The night of the bloody terrorist attacks in France, I was at my parents’ for Shabbat dinner. Their home is just one block from the Bataclan concert venue in Boulevard Voltaire, the site of the most deadly attack. There, nearly 100 people lost their lives when they were shot by black-clad gunmen wielding AK-47s and wearing suicide vests.
I go to my parents’ home for dinner nearly every week. That Friday night, we started earlier than usual because my mom had phoned to let me know that my dad had finished work early. We love our time together and on most weeks I stay and chat until nearly 10 p.m. But this week was different. A friend of mine was visiting and was staying at one of his friend’s homes across town. So I left to go meet up with him and within five minutes of my leaving the neighborhood, the chaos began.
Nearly three weeks have passed. The world is now familiar with the shocking details of what took place on that deadly November night in Paris.
Looking back, I wonder what to make of such a series of attacks on my home. How do I explain the unique and maddening aspect of this larger attack on Paris and on the world. What can we learn?
First, the power of the human touch. That evening, when the attacks happened, I was in the house in which my friend was staying. I didn’t know the owner, but my home is also near the Bataclan, so I couldn’t leave. He opened his door to me with grace and an embrace and gave me a place to unpack the chaos of the evening – until nearly 5:30 a.m.
By the time I arrived home and news of the attacks had spread, my inbox was full of messages from colleagues from around the world – mostly friends I had met through ROI Community. Even Lynn Schusterman sent a note to the Paris cohort. There was a sense of unity that touched me in a deep place and helped me to make it through those first few days. Thanks to the email that was sent to the French cohort, I connected with a fellow ROIer in Paris and made a new friend.
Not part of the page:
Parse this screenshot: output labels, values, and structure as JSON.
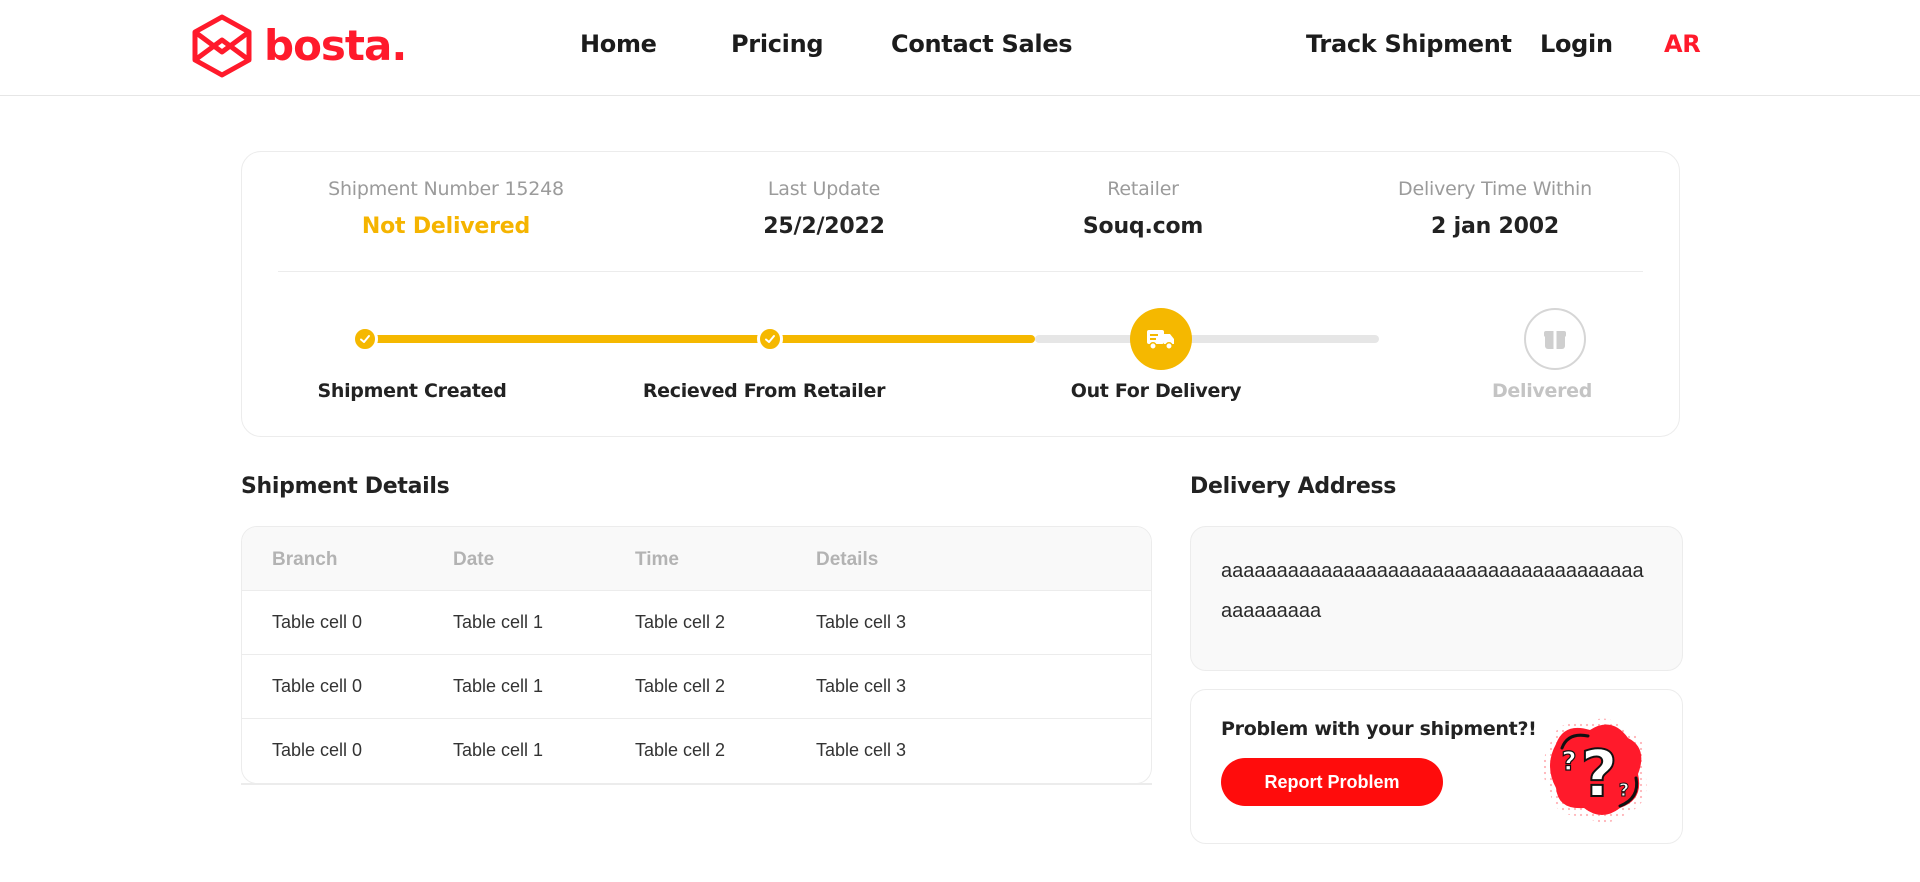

Second, we cannot live in fear, despite the terrifying reality. What struck me was the instant questioning by several Jewish friends in and outside of France: “When are you going to make aliyah?” The answer is that, though I love Israel, I am not going to move to Israel right now. I believe that one makes aliyah because they love Israel and want to live in Israel, not because they want to run away. A secondary reason for staying put is the fact that having Jews in the Diaspora is important for ensuring that Israel stays strong.
The answer to terrorism is life itself; we must not change our daily routines. Terrorism cannot lead to the shutdown of a society or community. Terrorism compels us to fight back by living in a proud, defiant and robust way. The threats against us compel us to become stronger in the face of adversity.
I am not out of touch with reality. Being a Jew in Europe is more challenging today than it was a decade ago, but I am not going to leave. I am going to do my part to make our community stronger, by staying active in Moishe House and volunteering to take part in hands-on tikkun olam projects. I am focused on strengthening the future of Jewish life in Europe. I am going to stay to celebrate many Shabbatot with my friends, family and colleagues and maybe even to raise my own family here.
Despite what so many have been alleging, Jewish life in Europe is not over.
Yet, after all that has transpired, I have a new and more profound appreciation for the State of Israel and the feeling of security it offers every Jew. So while I will not move to the Holy Land right now, I will do my part to strengthen Israel.
The extremists that carried out the Paris attacks have no respect for human life. They are members of a global cult of death. The antithesis is therefore life. Locally. Where they seek to eradicate it.
We learn from Rebbe Nachman of Breslov, “If you are not a better person tomorrow than you are today, what need have you for a tomorrow?”
I plan to need tomorrow exactly where I am right now.